- TASK BRIEF
The lines needed are those below that contain the word "count"; copy each one.

Stored data entries
Content starts
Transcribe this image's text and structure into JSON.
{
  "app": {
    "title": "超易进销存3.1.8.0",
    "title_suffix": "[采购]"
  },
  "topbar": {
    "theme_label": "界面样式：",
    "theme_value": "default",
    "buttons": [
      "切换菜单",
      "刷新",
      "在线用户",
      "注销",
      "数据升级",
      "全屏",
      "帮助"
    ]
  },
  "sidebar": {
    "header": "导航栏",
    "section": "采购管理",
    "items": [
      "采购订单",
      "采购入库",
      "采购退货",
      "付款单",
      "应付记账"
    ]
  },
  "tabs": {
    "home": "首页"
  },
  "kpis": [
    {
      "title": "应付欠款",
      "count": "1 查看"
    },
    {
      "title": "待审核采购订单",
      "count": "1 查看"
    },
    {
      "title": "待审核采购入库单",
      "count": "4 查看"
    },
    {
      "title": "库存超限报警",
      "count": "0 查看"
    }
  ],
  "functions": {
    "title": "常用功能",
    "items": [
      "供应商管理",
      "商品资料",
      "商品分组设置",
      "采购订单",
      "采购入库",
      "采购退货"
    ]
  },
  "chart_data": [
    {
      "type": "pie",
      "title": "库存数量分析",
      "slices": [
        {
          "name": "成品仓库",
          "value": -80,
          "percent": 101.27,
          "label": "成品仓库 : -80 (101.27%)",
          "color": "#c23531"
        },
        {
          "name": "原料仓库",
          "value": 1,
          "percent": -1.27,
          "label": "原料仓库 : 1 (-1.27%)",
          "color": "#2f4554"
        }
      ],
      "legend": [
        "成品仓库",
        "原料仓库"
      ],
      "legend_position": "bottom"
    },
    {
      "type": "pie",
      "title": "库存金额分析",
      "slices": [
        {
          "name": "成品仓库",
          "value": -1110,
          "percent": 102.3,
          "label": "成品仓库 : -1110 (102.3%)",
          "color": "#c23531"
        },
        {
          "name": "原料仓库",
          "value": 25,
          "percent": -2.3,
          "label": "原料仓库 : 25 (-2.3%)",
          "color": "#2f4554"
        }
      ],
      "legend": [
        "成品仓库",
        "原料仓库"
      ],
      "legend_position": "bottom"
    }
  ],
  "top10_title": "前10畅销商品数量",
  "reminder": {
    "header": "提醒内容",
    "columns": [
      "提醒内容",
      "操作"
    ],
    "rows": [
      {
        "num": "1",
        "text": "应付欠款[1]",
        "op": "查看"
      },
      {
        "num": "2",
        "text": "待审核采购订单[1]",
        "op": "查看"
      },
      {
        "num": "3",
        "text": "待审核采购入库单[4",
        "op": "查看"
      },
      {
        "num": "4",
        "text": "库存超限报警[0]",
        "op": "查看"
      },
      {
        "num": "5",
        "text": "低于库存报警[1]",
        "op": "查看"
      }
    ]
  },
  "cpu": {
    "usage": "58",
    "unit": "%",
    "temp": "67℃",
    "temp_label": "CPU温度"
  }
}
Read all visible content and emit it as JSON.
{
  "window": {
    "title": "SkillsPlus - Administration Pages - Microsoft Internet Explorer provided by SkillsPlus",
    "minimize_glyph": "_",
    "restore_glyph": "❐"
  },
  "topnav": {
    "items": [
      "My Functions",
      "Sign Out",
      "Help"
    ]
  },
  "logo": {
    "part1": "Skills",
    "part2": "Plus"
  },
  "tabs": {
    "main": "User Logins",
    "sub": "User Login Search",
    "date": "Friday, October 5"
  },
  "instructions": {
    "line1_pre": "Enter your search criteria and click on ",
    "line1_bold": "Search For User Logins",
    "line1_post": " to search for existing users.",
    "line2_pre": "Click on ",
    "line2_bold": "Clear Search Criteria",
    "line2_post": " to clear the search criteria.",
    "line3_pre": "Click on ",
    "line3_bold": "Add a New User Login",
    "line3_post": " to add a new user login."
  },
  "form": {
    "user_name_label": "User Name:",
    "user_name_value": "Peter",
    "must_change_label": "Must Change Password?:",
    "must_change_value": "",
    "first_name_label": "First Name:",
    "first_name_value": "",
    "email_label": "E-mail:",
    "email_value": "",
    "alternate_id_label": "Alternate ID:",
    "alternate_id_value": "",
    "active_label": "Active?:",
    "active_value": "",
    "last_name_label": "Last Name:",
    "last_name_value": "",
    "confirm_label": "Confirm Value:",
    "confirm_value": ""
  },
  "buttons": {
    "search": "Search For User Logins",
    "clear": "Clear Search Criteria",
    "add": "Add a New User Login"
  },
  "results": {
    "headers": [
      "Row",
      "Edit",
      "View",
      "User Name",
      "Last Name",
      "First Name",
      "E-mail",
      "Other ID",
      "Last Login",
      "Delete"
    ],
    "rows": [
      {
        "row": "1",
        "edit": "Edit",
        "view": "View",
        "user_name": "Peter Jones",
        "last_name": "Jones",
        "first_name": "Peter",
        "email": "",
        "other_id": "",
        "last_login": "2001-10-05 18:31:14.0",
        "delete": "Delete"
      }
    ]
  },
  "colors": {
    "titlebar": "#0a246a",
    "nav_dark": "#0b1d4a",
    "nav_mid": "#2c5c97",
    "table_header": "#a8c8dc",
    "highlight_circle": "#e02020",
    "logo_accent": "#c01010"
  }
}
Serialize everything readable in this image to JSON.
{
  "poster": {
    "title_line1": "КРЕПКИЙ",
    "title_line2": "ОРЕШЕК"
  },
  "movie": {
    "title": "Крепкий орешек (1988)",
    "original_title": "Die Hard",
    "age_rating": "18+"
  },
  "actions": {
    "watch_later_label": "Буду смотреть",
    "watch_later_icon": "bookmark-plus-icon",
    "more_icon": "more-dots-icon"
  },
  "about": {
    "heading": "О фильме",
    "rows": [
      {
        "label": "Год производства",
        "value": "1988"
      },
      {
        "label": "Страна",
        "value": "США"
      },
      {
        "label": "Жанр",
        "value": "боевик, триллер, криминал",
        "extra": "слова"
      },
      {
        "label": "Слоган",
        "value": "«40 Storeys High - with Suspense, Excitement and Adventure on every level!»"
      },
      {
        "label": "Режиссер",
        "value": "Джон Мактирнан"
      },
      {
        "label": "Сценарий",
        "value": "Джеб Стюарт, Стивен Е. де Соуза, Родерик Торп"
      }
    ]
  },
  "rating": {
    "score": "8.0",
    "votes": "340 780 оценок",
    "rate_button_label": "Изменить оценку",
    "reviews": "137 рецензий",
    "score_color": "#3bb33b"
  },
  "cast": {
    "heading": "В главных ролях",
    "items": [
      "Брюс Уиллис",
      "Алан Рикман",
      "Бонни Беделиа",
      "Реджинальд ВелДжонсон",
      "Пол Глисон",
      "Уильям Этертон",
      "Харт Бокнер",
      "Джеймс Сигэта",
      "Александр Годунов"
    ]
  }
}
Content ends
- ANSWER TO THIS EXERCISE
      "count": "1 查看"
      "count": "1 查看"
      "count": "4 查看"
      "count": "0 查看"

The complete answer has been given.